:: What the task asks ::
Select and copy out every line in the records containing "time".

:: Material supplied ::
+ + + + +
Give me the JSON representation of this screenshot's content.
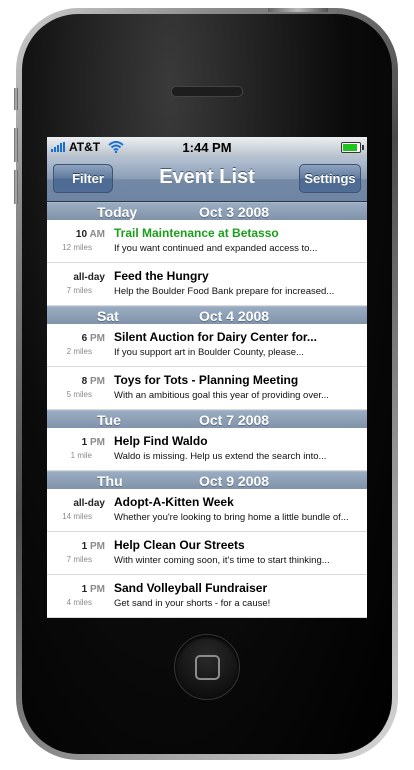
{
  "status": {
    "carrier": "AT&T",
    "time": "1:44 PM",
    "battery_level": 0.9,
    "signal_bars": 5
  },
  "navbar": {
    "title": "Event List",
    "left_button": "Filter",
    "right_button": "Settings"
  },
  "colors": {
    "highlight_title": "#1a9f1a",
    "navbar": "#7389a6",
    "section_header": "#8a9bb1"
  },
  "sections": [
    {
      "day": "Today",
      "date": "Oct 3 2008",
      "events": [
        {
          "time": "10",
          "ampm": "AM",
          "miles": "12 miles",
          "title": "Trail Maintenance at Betasso",
          "desc": "If you want continued and expanded access to...",
          "highlight": true
        },
        {
          "time": "all-day",
          "ampm": "",
          "miles": "7 miles",
          "title": "Feed the Hungry",
          "desc": "Help the Boulder Food Bank prepare for increased..."
        }
      ]
    },
    {
      "day": "Sat",
      "date": "Oct 4 2008",
      "events": [
        {
          "time": "6",
          "ampm": "PM",
          "miles": "2 miles",
          "title": "Silent Auction for Dairy Center for...",
          "desc": "If you support art in Boulder County, please..."
        },
        {
          "time": "8",
          "ampm": "PM",
          "miles": "5 miles",
          "title": "Toys for Tots - Planning Meeting",
          "desc": "With an ambitious goal this year of providing over..."
        }
      ]
    },
    {
      "day": "Tue",
      "date": "Oct 7 2008",
      "events": [
        {
          "time": "1",
          "ampm": "PM",
          "miles": "1 mile",
          "title": "Help Find Waldo",
          "desc": "Waldo is missing. Help us extend the search into..."
        }
      ]
    },
    {
      "day": "Thu",
      "date": "Oct 9 2008",
      "events": [
        {
          "time": "all-day",
          "ampm": "",
          "miles": "14 miles",
          "title": "Adopt-A-Kitten Week",
          "desc": "Whether you're looking to bring home a little bundle of..."
        },
        {
          "time": "1",
          "ampm": "PM",
          "miles": "7 miles",
          "title": "Help Clean Our Streets",
          "desc": "With winter coming soon, it's time to start thinking..."
        },
        {
          "time": "1",
          "ampm": "PM",
          "miles": "4 miles",
          "title": "Sand Volleyball Fundraiser",
          "desc": "Get sand in your shorts - for a cause!"
        }
      ]
    }
  ]
}
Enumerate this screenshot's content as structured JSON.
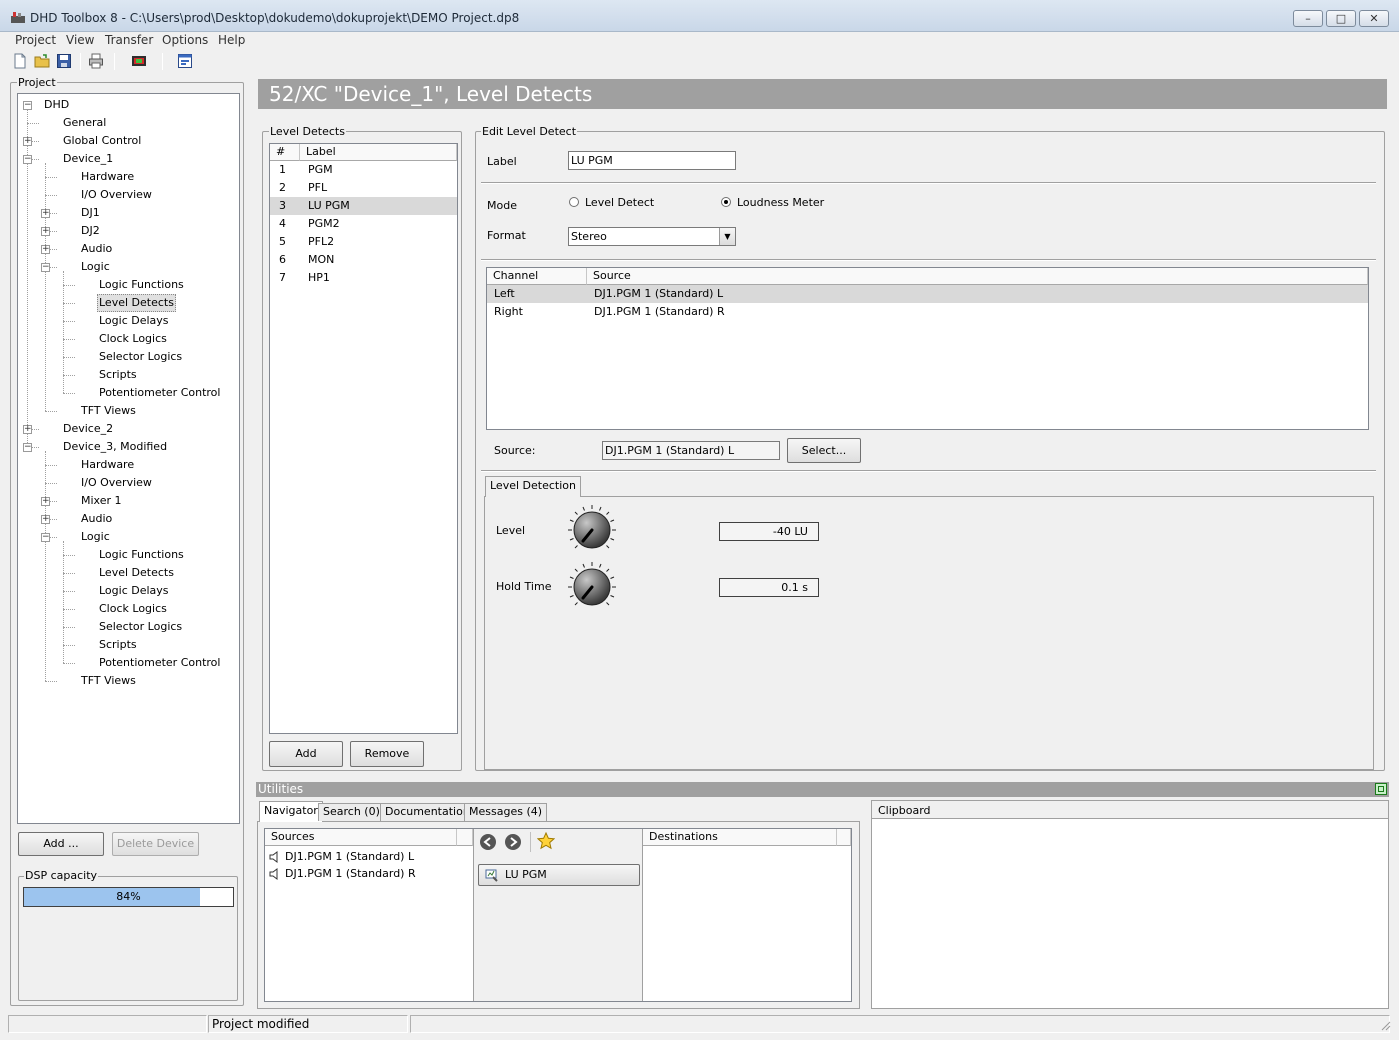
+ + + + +
:: Task response ::
    "time": "1:44 PM",
          "time": "10",
          "time": "all-day",
          "time": "6",
          "time": "8",
          "time": "1",
          "time": "all-day",
          "time": "1",
          "desc": "With winter coming soon, it's time to start thinking..."
          "time": "1",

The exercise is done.